Particularly telling is just how far you can read through that article thinking it's a relatively contemporary piece before feeling compelled to scroll back and check the date.
I’m pretty sure that’s not the case.There are huge storage/delivery pressures involved ( I've seen 10,000 p.s.i. mentioned) so perhaps anyone using the equipment may need to be H & S certified?
You can read 5 articles behind the economist paywall by just registering. Here's the numbers:I see a pay wall, probably due to age (of the article, not mine!!... ). Can anyone pin up the numbers it says?

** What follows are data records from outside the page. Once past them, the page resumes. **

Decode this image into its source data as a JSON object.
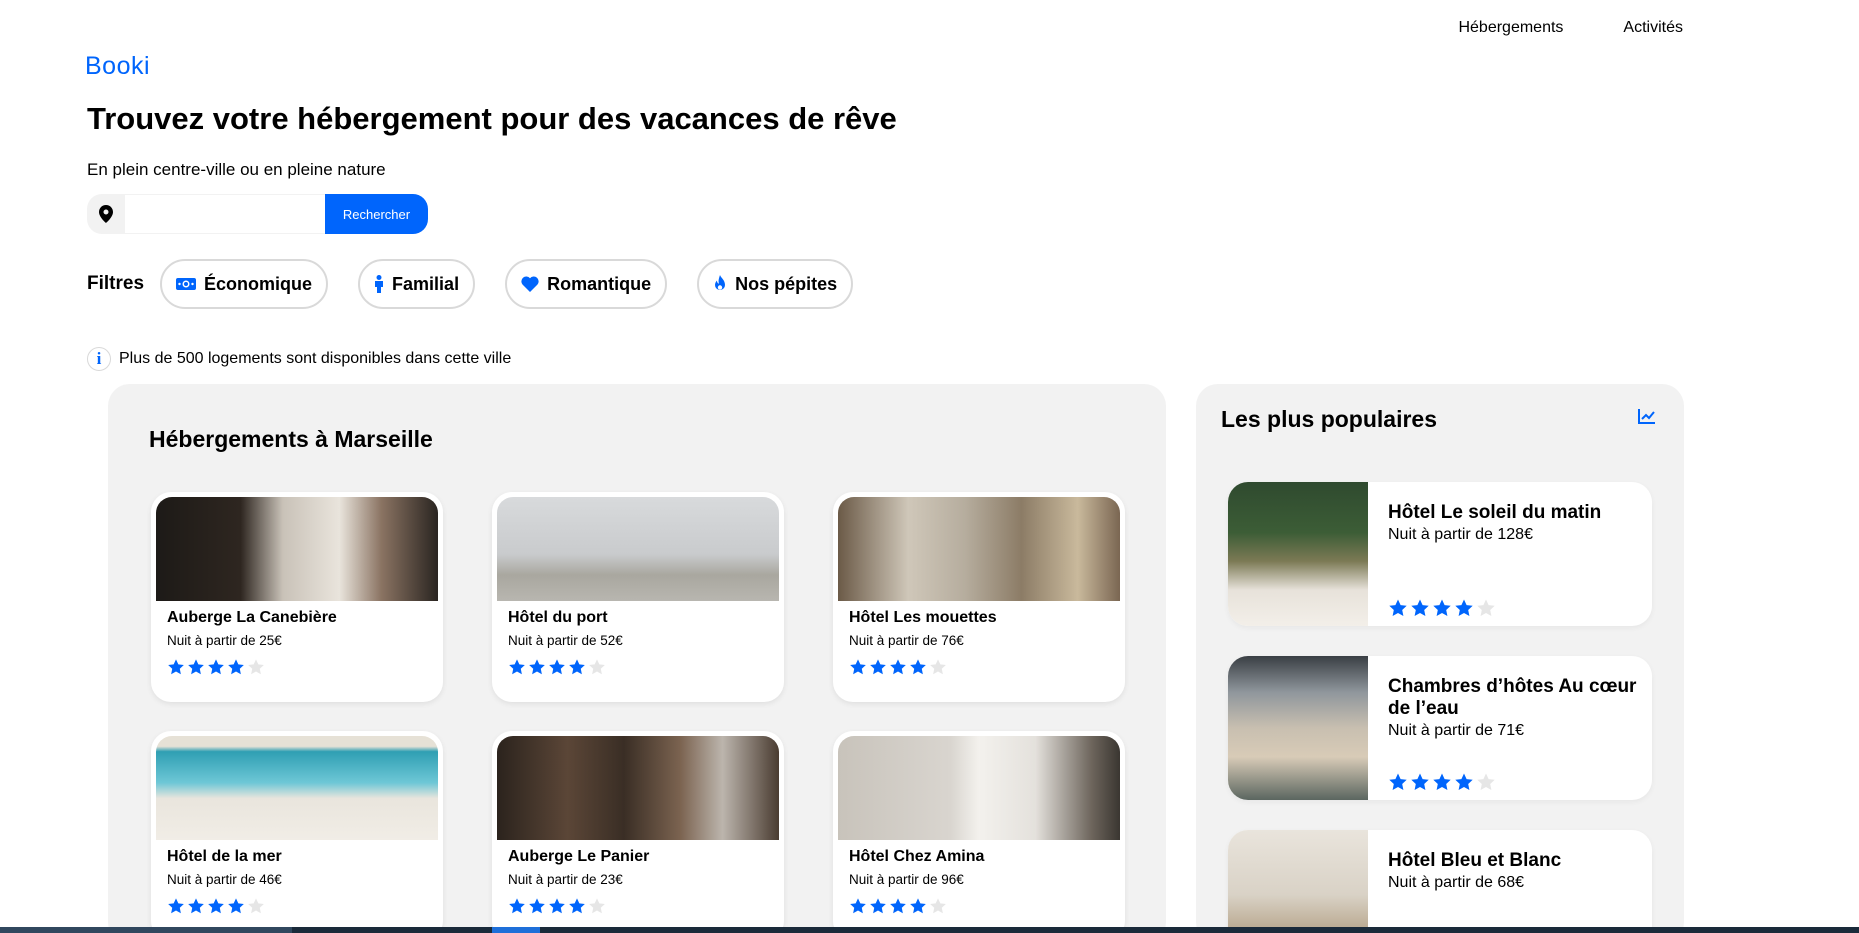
{
  "header": {
    "logo": "Booki",
    "nav": [
      "Hébergements",
      "Activités"
    ]
  },
  "hero": {
    "title": "Trouvez votre hébergement pour des vacances de rêve",
    "subtitle": "En plein centre-ville ou en pleine nature"
  },
  "search": {
    "placeholder": "",
    "value": "",
    "button_label": "Rechercher",
    "icon": "location-pin-icon"
  },
  "filters": {
    "label": "Filtres",
    "items": [
      {
        "label": "Économique",
        "icon": "money-icon"
      },
      {
        "label": "Familial",
        "icon": "child-icon"
      },
      {
        "label": "Romantique",
        "icon": "heart-icon"
      },
      {
        "label": "Nos pépites",
        "icon": "fire-icon"
      }
    ]
  },
  "info": {
    "text": "Plus de 500 logements sont disponibles dans cette ville"
  },
  "accommodations": {
    "title": "Hébergements à Marseille",
    "items": [
      {
        "name": "Auberge La Canebière",
        "price": "Nuit à partir de 25€",
        "rating": 4
      },
      {
        "name": "Hôtel du port",
        "price": "Nuit à partir de 52€",
        "rating": 4
      },
      {
        "name": "Hôtel Les mouettes",
        "price": "Nuit à partir de 76€",
        "rating": 4
      },
      {
        "name": "Hôtel de la mer",
        "price": "Nuit à partir de 46€",
        "rating": 4
      },
      {
        "name": "Auberge Le Panier",
        "price": "Nuit à partir de 23€",
        "rating": 4
      },
      {
        "name": "Hôtel Chez Amina",
        "price": "Nuit à partir de 96€",
        "rating": 4
      }
    ]
  },
  "popular": {
    "title": "Les plus populaires",
    "icon": "trend-chart-icon",
    "items": [
      {
        "name": "Hôtel Le soleil du matin",
        "price": "Nuit à partir de 128€",
        "rating": 4
      },
      {
        "name": "Chambres d’hôtes Au cœur de l’eau",
        "price": "Nuit à partir de 71€",
        "rating": 4
      },
      {
        "name": "Hôtel Bleu et Blanc",
        "price": "Nuit à partir de 68€",
        "rating": 4
      }
    ]
  },
  "colors": {
    "accent": "#0065fc",
    "panel": "#f2f2f2",
    "star_empty": "#e6e6e6"
  }
}
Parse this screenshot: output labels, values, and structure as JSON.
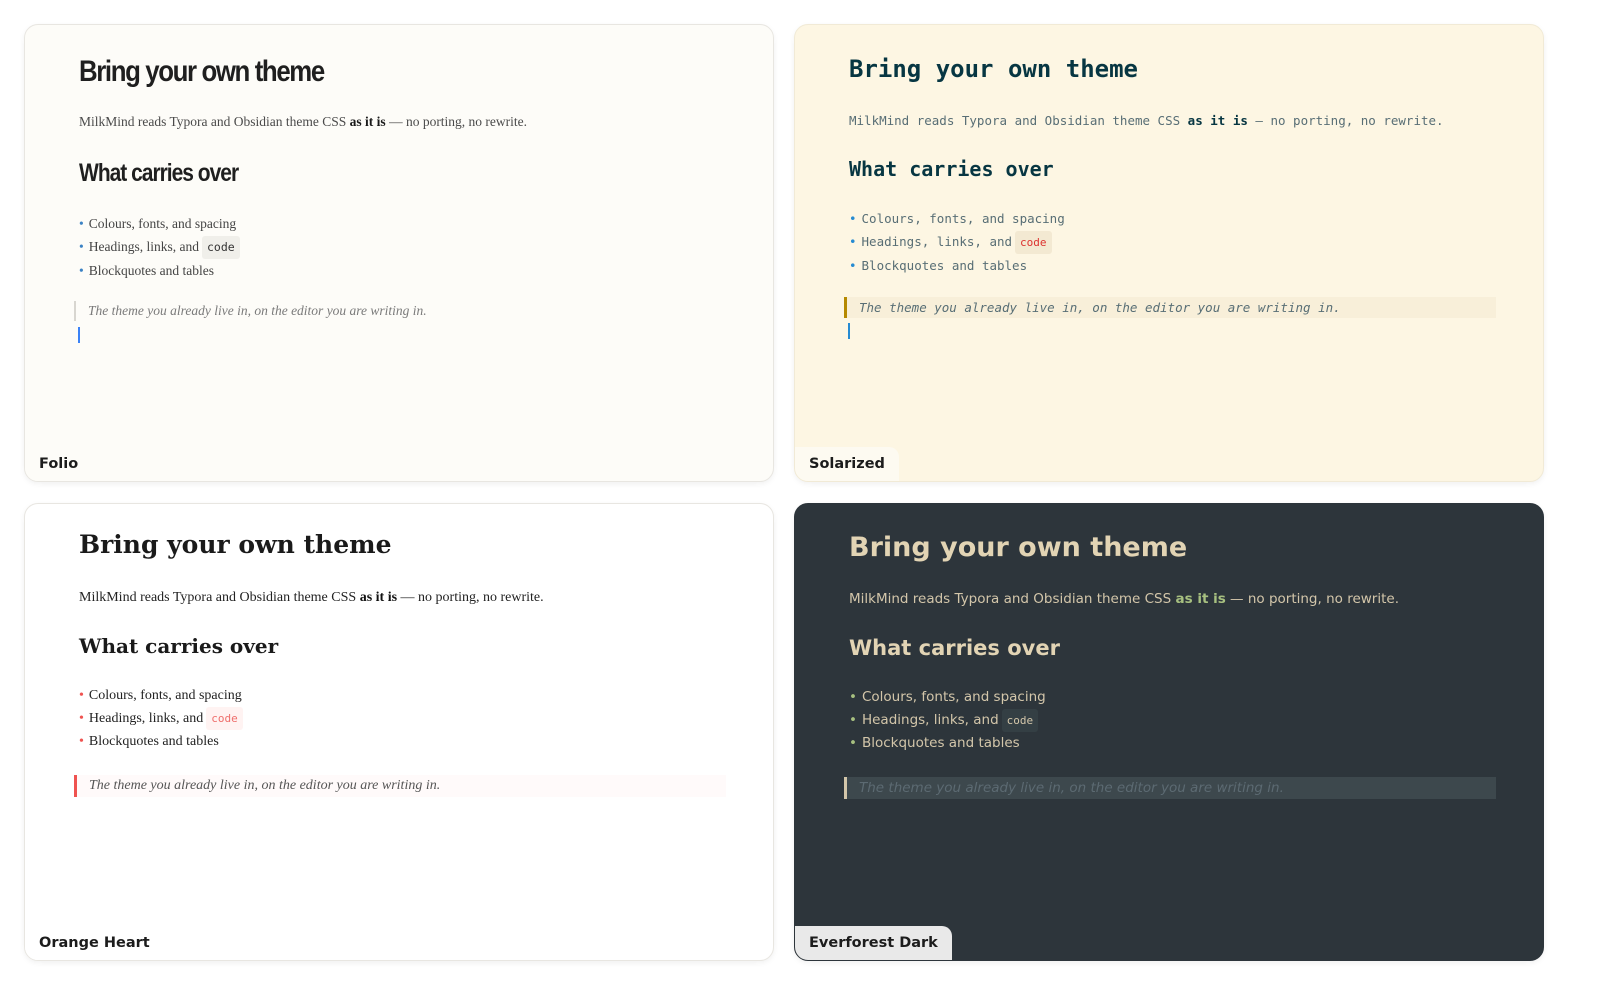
{
  "themes": [
    {
      "name": "Folio",
      "heading": "Bring your own theme",
      "intro": "MilkMind reads Typora and Obsidian theme CSS",
      "intro_bold": "as it is",
      "intro_end": " — no porting, no rewrite.",
      "subheading": "What carries over",
      "bullet": "•",
      "items": [
        "Colours, fonts, and spacing",
        "Headings, links, and",
        "Blockquotes and tables"
      ],
      "code": "code",
      "quote": "The theme you already live in, on the editor you are writing in."
    },
    {
      "name": "Solarized",
      "heading": "Bring your own theme",
      "intro": "MilkMind reads Typora and Obsidian theme CSS",
      "intro_bold": "as it is",
      "intro_end": " – no porting, no rewrite.",
      "subheading": "What carries over",
      "bullet": "•",
      "items": [
        "Colours, fonts, and spacing",
        "Headings, links, and",
        "Blockquotes and tables"
      ],
      "code": "code",
      "quote": "The theme you already live in, on the editor you are writing in."
    },
    {
      "name": "Orange Heart",
      "heading": "Bring your own theme",
      "intro": "MilkMind reads Typora and Obsidian theme CSS",
      "intro_bold": "as it is",
      "intro_end": " — no porting, no rewrite.",
      "subheading": "What carries over",
      "bullet": "•",
      "items": [
        "Colours, fonts, and spacing",
        "Headings, links, and",
        "Blockquotes and tables"
      ],
      "code": "code",
      "quote": "The theme you already live in, on the editor you are writing in."
    },
    {
      "name": "Everforest Dark",
      "heading": "Bring your own theme",
      "intro": "MilkMind reads Typora and Obsidian theme CSS",
      "intro_bold": "as it is",
      "intro_end": " — no porting, no rewrite.",
      "subheading": "What carries over",
      "bullet": "•",
      "items": [
        "Colours, fonts, and spacing",
        "Headings, links, and",
        "Blockquotes and tables"
      ],
      "code": "code",
      "quote": "The theme you already live in, on the editor you are writing in."
    }
  ],
  "colors": {
    "folio_bg": "#fdfcf8",
    "solarized_bg": "#fdf6e3",
    "orange_heart_bg": "#ffffff",
    "everforest_bg": "#2d353b",
    "folio_accent": "#3b82c4",
    "solarized_accent": "#268bd2",
    "orange_heart_accent": "#ef5350",
    "everforest_accent": "#a7c080"
  }
}
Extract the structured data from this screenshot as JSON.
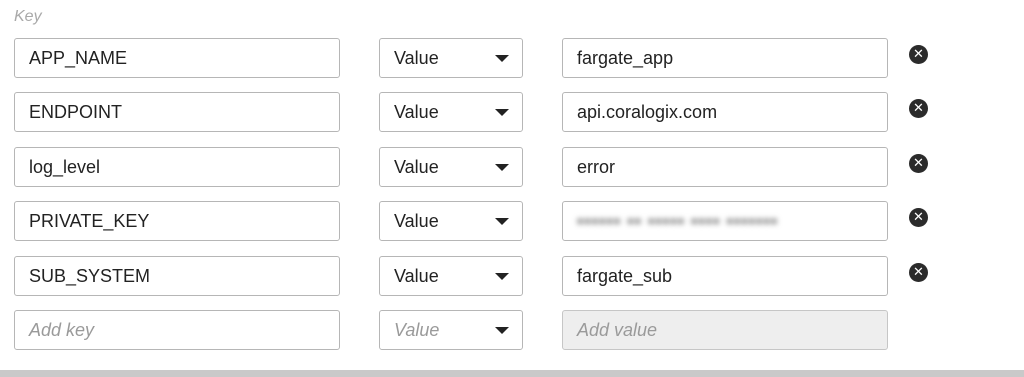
{
  "header": {
    "key_label": "Key"
  },
  "rows": [
    {
      "key": "APP_NAME",
      "type": "Value",
      "value": "fargate_app"
    },
    {
      "key": "ENDPOINT",
      "type": "Value",
      "value": "api.coralogix.com"
    },
    {
      "key": "log_level",
      "type": "Value",
      "value": "error"
    },
    {
      "key": "PRIVATE_KEY",
      "type": "Value",
      "value": ""
    },
    {
      "key": "SUB_SYSTEM",
      "type": "Value",
      "value": "fargate_sub"
    }
  ],
  "new_row": {
    "key_placeholder": "Add key",
    "type_placeholder": "Value",
    "value_placeholder": "Add value"
  },
  "icons": {
    "remove": "close-circle-icon",
    "dropdown": "caret-down-icon"
  }
}
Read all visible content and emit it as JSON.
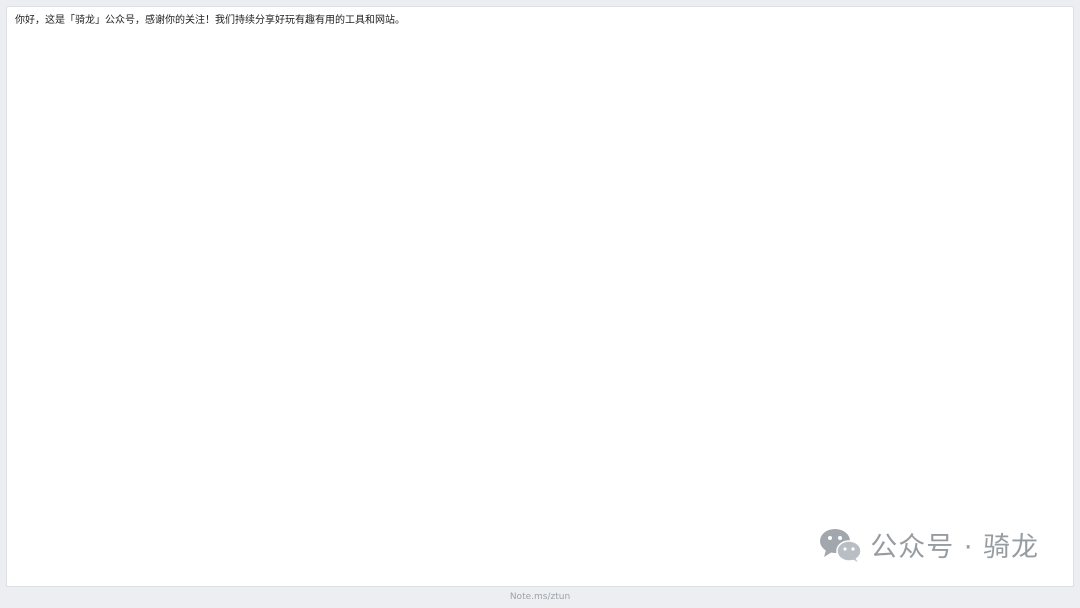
{
  "note": {
    "content": "你好，这是「骑龙」公众号，感谢你的关注！我们持续分享好玩有趣有用的工具和网站。"
  },
  "watermark": {
    "text": "公众号 · 骑龙",
    "icon": "wechat-icon"
  },
  "footer": {
    "link_text": "Note.ms/ztun"
  }
}
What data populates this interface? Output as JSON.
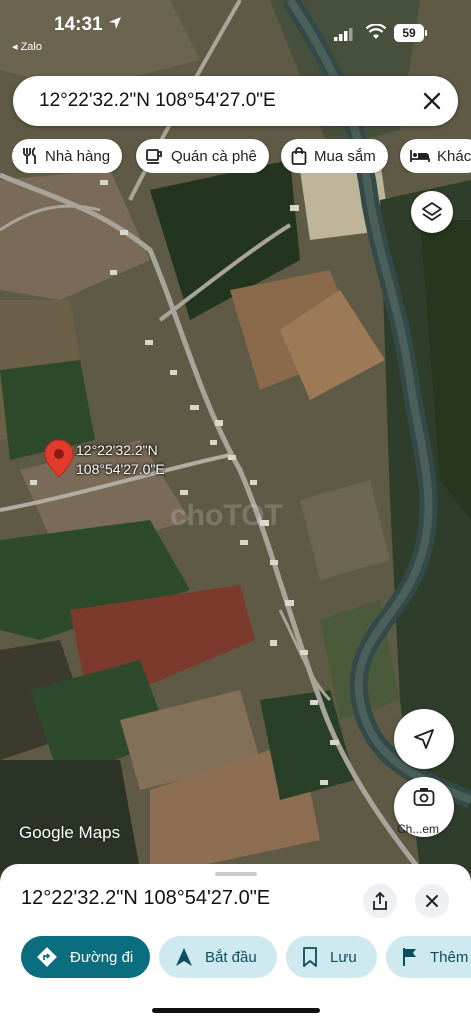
{
  "status_bar": {
    "time": "14:31",
    "back_app": "◂ Zalo",
    "battery": "59"
  },
  "search": {
    "query": "12°22'32.2\"N 108°54'27.0\"E"
  },
  "chips": [
    {
      "label": "Nhà hàng",
      "icon": "restaurant-icon"
    },
    {
      "label": "Quán cà phê",
      "icon": "coffee-icon"
    },
    {
      "label": "Mua sắm",
      "icon": "shopping-bag-icon"
    },
    {
      "label": "Khác",
      "icon": "hotel-icon"
    }
  ],
  "map": {
    "pin_label_line1": "12°22'32.2\"N",
    "pin_label_line2": "108°54'27.0\"E",
    "attribution": "Google Maps",
    "lens_label": "Ch...em",
    "pin_color": "#e23b2e"
  },
  "sheet": {
    "title": "12°22'32.2\"N 108°54'27.0\"E",
    "actions": [
      {
        "label": "Đường đi",
        "icon": "directions-icon"
      },
      {
        "label": "Bắt đầu",
        "icon": "navigation-icon"
      },
      {
        "label": "Lưu",
        "icon": "bookmark-icon"
      },
      {
        "label": "Thêm",
        "icon": "flag-icon"
      }
    ]
  },
  "colors": {
    "primary_action": "#0b6e7e",
    "secondary_action": "#cfe9f1"
  }
}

Today it's still over $100 per kw and DoE targets $30 per kw for 2025the Oak Ridge study assumes it will be possible to make fuel-cell vehicle systems in quantity at a cost of $45 per kilowatt of output by 2010, and $30 per kilowatt by 2015.
This is ambitious. Although fuel-cell costs have dropped by 65% since 2002, according to the CaFCP, today's fuel cells cost around $107 per kilowatt.
2017 there were ~2000 FCEVs on roads. Shell estimates 2 million FCEVs sales per year at 2030.Yet for advocates of fuel-cell cars, hope springs eternal. The CaFCP sees tens of thousands of fuel-cell vehicles on the road by 2017; Shell predicts that mass roll-out of fuel-cell vehicles is “absolutely achievable” by 2020
Yes, you'd need a larger fuel cell to deal with peak power and a larger battery as the fuel cell takes time to ramp up.I wonder if there are technical limitations that would compromise something more sexy and halo-effect, like a sports car.